How is insulin stored?

Insulin molecules form inactive storage hexamers (2 Zn and 6 insulin molecules). Insulin hexamers dissociate back into monomers (active form) in order to be diffused into the blood stream (results in delay in insulin onset of action). Newer insulin analogs have minimal hexamerization and diffuse faster

2

What is the physiological action of insulin?

Binds to its receptor. Translocation of Glut-4 transporters to plasma membrane. Influx of glucose into cell (most prominently muscle and adipose tissue)

3

What are the physiological effects of Insulin?

Increase: glucose uptake, glycogen synthesis, protein synthesis, triglyceride synthesis, potassium uptake. Decrease: gluconeogenesis, glycogenolysis, proteinolysis, lipolysis

4

What are the pharmacokinetics of insulin?

Cleared primarily by liver and kidneys. Half-life: 3-5 minutes

5

What is the normal basal insulin release in your body?

About 1 unit/hour

6

What is the advantage of using insulin therapy?

Decrease microvascular risk. Minimal side effects. No max dose. Unlimited efficacy

7

What are the disadvantages of insulin therapy?

Frequent monitoring. Injectables only (risk of lipodystrophy with incorrect technique). Weight gain. Hypoglycemia. Requires extensive patient education and dedication

8

What are the different types of insulin?

Rapid-acting. Short-acting. Intermediate-acting. Long-acting. Premixed

9

Which types of insulin are bolus/meal insulin?

Rapid- and short-acting

10

Which types of insulin are basal insulin?

Intermediate- and long-acting

11

What are the Rapid-Acting insulins?

Aspart (Novolog). Lispro (Humalog). Glulisine (Apidra)

12

What is the onset time for rapid-acting insulin?

5-15 minutes

13

What is the peak time for rapid-acting insulin?

30-90 minutes

14

What is the duration for rapid-acting insulin?

3-5 hours

15

What are the advantages of Rapid-Acting insulin?

Stimulates physiologic insulin relative to meals. More flexibility in meal timing. Can mix with insulin NPH. Can be given IV (aspart, glulisine)

16

What are the disadvantages of Rapid-Acting insulin?

High cost. Frequent injections. Provides only prandial coverage, still need basal insulin

17

What are the Short-Acting insulin drugs?

Regular (Humilin R, Novolin R)

18

What is the onset time for Short-Acting insulin?

30 minutes

19

What is the peak time for Short-Acting insulin?

2-4 hours

20

What is the duration of Short-Acting insulin?

4-8 hours

21

What are the advantages of Short-Acting insulin?

Cheaper. Can mix with NPH. Can be given IV/IM

22

What are the disadvantages of Short-Acting insulin?

Requires proper timing of injection relative to meals. Variable PK

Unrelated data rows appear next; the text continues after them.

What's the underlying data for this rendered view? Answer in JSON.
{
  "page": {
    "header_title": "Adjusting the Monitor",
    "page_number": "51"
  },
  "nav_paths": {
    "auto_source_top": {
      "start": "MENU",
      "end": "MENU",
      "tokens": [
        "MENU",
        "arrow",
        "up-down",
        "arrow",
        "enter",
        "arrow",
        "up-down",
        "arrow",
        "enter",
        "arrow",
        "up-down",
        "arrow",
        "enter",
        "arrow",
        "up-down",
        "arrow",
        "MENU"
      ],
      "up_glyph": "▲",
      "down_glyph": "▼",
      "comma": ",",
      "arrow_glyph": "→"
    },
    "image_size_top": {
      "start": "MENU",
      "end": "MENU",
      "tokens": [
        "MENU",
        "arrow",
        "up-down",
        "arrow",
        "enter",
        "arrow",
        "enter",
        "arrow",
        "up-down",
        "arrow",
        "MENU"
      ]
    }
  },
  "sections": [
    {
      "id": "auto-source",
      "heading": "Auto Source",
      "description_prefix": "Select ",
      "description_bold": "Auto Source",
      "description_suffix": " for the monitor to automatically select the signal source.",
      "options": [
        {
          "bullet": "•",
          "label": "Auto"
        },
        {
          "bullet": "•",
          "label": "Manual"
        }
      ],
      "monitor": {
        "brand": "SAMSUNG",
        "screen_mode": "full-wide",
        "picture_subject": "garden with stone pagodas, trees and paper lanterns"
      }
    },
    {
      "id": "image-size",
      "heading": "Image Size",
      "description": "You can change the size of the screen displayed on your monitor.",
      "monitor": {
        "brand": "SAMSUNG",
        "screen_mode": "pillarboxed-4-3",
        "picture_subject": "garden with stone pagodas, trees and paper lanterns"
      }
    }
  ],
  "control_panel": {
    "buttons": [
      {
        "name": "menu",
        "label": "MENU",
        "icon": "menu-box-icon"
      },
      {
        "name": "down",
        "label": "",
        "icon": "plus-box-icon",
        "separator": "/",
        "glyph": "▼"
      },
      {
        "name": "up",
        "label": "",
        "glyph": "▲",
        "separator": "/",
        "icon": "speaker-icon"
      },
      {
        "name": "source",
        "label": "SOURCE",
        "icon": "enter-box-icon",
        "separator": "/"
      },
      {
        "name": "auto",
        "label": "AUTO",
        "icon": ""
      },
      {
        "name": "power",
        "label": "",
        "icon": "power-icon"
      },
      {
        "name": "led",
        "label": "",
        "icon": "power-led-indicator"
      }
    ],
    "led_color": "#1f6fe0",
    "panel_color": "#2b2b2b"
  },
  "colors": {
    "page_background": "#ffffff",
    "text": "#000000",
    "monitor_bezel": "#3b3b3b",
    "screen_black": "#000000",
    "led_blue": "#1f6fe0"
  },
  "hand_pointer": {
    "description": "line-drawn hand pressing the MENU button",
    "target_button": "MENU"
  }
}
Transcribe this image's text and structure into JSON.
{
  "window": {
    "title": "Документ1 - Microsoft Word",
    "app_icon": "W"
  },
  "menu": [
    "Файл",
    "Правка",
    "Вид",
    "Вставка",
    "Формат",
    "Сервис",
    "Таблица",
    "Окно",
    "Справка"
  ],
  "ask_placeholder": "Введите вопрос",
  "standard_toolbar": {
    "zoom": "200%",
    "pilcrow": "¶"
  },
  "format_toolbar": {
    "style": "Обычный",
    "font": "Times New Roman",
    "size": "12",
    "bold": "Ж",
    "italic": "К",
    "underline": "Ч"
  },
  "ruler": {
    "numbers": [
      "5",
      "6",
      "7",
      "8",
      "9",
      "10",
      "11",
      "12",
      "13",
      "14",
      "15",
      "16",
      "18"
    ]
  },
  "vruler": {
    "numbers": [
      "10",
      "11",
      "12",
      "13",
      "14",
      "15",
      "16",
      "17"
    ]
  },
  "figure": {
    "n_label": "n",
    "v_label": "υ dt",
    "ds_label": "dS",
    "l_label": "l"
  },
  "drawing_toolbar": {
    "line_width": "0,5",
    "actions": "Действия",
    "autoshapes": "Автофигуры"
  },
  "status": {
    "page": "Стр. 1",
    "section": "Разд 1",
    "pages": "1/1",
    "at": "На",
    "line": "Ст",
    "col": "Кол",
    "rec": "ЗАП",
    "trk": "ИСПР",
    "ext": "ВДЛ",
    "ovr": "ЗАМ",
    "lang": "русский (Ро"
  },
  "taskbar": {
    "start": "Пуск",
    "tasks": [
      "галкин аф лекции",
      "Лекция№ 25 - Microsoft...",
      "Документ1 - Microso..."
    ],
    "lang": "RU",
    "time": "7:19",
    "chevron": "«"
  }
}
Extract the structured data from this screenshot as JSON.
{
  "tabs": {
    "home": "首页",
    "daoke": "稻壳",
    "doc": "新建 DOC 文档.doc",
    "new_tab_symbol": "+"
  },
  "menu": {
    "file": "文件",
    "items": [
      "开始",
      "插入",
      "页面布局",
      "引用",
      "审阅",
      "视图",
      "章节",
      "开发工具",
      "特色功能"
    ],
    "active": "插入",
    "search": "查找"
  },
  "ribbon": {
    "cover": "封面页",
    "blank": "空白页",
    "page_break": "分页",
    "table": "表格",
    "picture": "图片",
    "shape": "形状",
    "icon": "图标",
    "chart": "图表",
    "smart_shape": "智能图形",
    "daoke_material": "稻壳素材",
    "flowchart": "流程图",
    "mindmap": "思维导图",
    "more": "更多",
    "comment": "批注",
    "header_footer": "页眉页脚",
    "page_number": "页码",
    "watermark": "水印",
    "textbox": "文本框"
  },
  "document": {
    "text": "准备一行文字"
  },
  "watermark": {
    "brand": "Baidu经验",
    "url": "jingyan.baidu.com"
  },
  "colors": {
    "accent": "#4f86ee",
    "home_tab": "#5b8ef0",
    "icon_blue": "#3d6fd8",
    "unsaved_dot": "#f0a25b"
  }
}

23

What are the Intermediate-Acting Insulins?

NPH (Humulin N, Novolin N). CLOUDY appearance

24

What is the onset time of Intermediate-Acting Insulin?

2 hours

25

What is the peak time of Intermediate-Acting Insulin?

4-12 hours

26

What is the duration of Intermediate-Acting Insulin?

14-24 hours

27

What are the advantages of Intermediate-Acting Insulin?

Cheaper. Can mix short- or rapid-acting insulin --> fewer # of injections

28

What are the disadvantages of Intermediate-Acting Insulin?

In most patients, require BID injections for basal coverage. Causes more hypoglycemic events due to peaks (nocturnal hypoglycemia)

29

How often is Intermediate-Acting Insulin given?

Inject SQ QD-BID (timing of SQ injection depends upon the insulin with which it is administered)

30

What are the Long-Acting Insulins?

Detemir (Levemir). Glargine (Lantus)